We have always lived and traveled through these lands and used our expertise to sustain these resources. The Management Plan is a model for federal agencies to incorporate Tribal knowledge and expertise into land management plans and practices. Tribal knowledge and involvement in managing these lands is needed now more than ever.”

Christopher Tabbee, Vice Chairman of the Ute Indian Tribe Business Committee and Co-Chair of the Bears Ears Commission

Picture This

Pink desert wildflowers in bloom with red rock canyon buttes in background


Spring is springing at Capitol Reef!

The beginning of Daylight Savings Time and the warmer weather draw large crowds of visitors to Capitol Reef and that in turn brings about some operational changes!

Beginning on March 10,
• the visitor center will be open daily from 8:00am to 4:30pm
• Ranger-led program schedules will expand to include guided walks and more talks

On March 14, the Gifford House will open for the season.

Be sure to check out the park website for the full calendar of events and program offerings,

Jenna Miladin Photo

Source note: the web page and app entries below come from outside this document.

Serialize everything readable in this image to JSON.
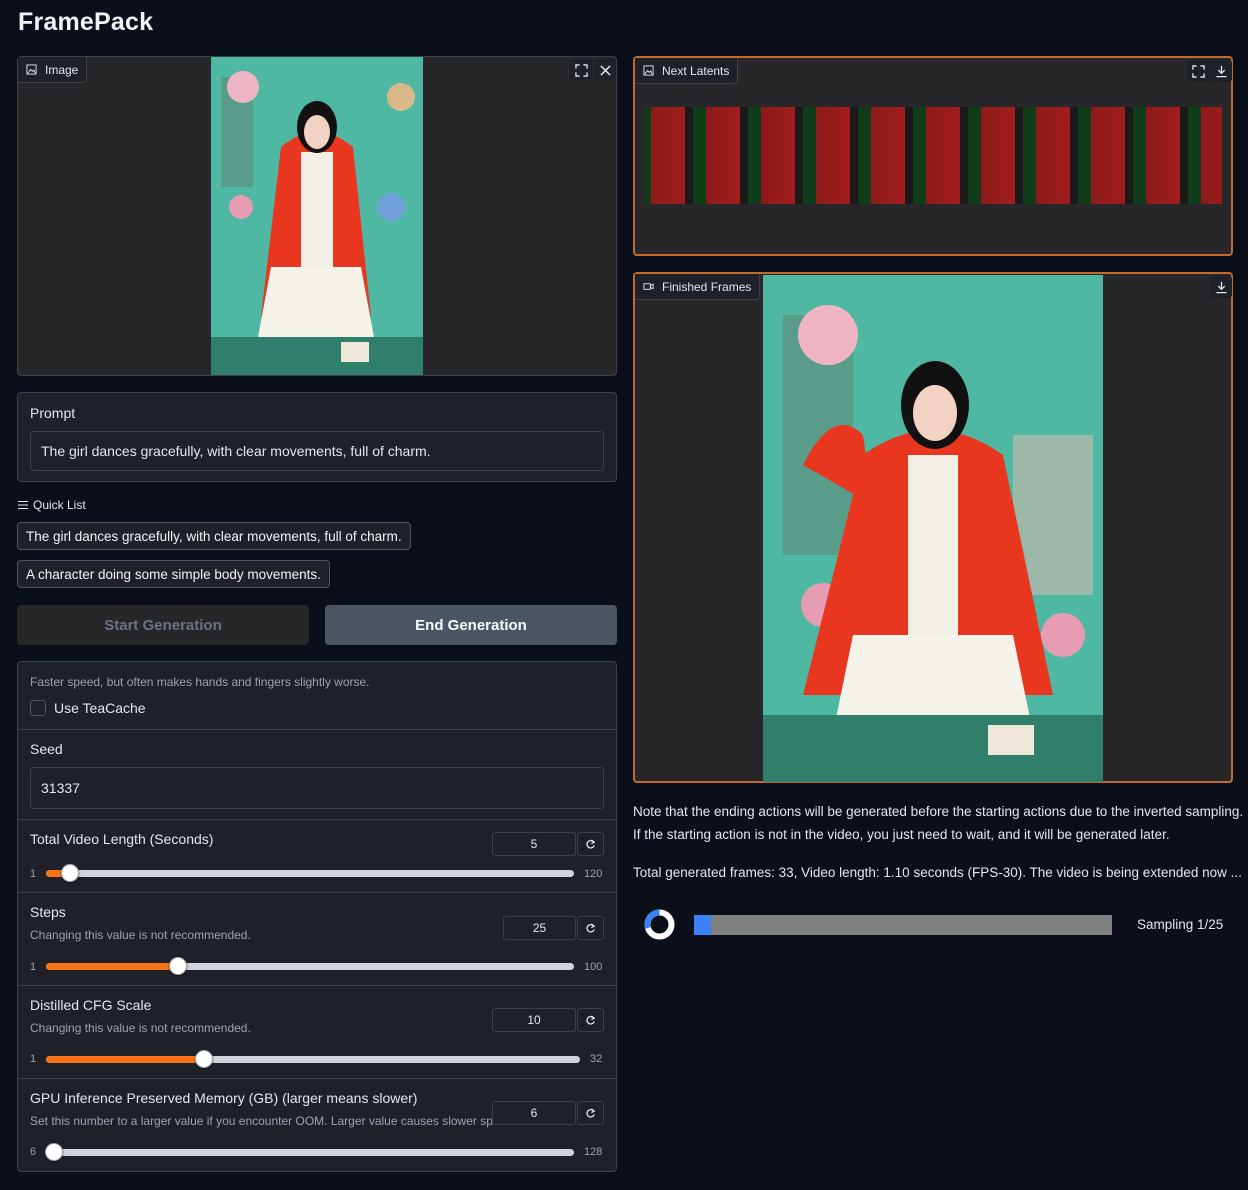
{
  "app": {
    "title": "FramePack"
  },
  "image_input": {
    "label": "Image"
  },
  "prompt": {
    "label": "Prompt",
    "value": "The girl dances gracefully, with clear movements, full of charm."
  },
  "quick_list": {
    "label": "Quick List",
    "items": [
      "The girl dances gracefully, with clear movements, full of charm.",
      "A character doing some simple body movements."
    ]
  },
  "buttons": {
    "start": "Start Generation",
    "end": "End Generation"
  },
  "teacache": {
    "info": "Faster speed, but often makes hands and fingers slightly worse.",
    "label": "Use TeaCache",
    "checked": false
  },
  "seed": {
    "label": "Seed",
    "value": "31337"
  },
  "sliders": {
    "video_length": {
      "label": "Total Video Length (Seconds)",
      "value": "5",
      "min": "1",
      "max": "120"
    },
    "steps": {
      "label": "Steps",
      "info": "Changing this value is not recommended.",
      "value": "25",
      "min": "1",
      "max": "100"
    },
    "cfg": {
      "label": "Distilled CFG Scale",
      "info": "Changing this value is not recommended.",
      "value": "10",
      "min": "1",
      "max": "32"
    },
    "gpu_memory": {
      "label": "GPU Inference Preserved Memory (GB) (larger means slower)",
      "info": "Set this number to a larger value if you encounter OOM. Larger value causes slower speed.",
      "value": "6",
      "min": "6",
      "max": "128"
    }
  },
  "next_latents": {
    "label": "Next Latents"
  },
  "finished_frames": {
    "label": "Finished Frames"
  },
  "notes": {
    "line1": "Note that the ending actions will be generated before the starting actions due to the inverted sampling.",
    "line2": "If the starting action is not in the video, you just need to wait, and it will be generated later.",
    "status": "Total generated frames: 33, Video length: 1.10 seconds (FPS-30). The video is being extended now ..."
  },
  "progress": {
    "label": "Sampling 1/25",
    "fraction": 0.04
  },
  "colors": {
    "accent": "#f97316",
    "progress": "#3b82f6",
    "background": "#0b0f19"
  },
  "icons": [
    "image-icon",
    "fullscreen-icon",
    "close-icon",
    "download-icon",
    "video-icon",
    "list-icon",
    "reset-icon",
    "spinner-icon"
  ]
}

Featured image: Bears Ears National Monument – Moon House. Photo by Bob Wick, BLM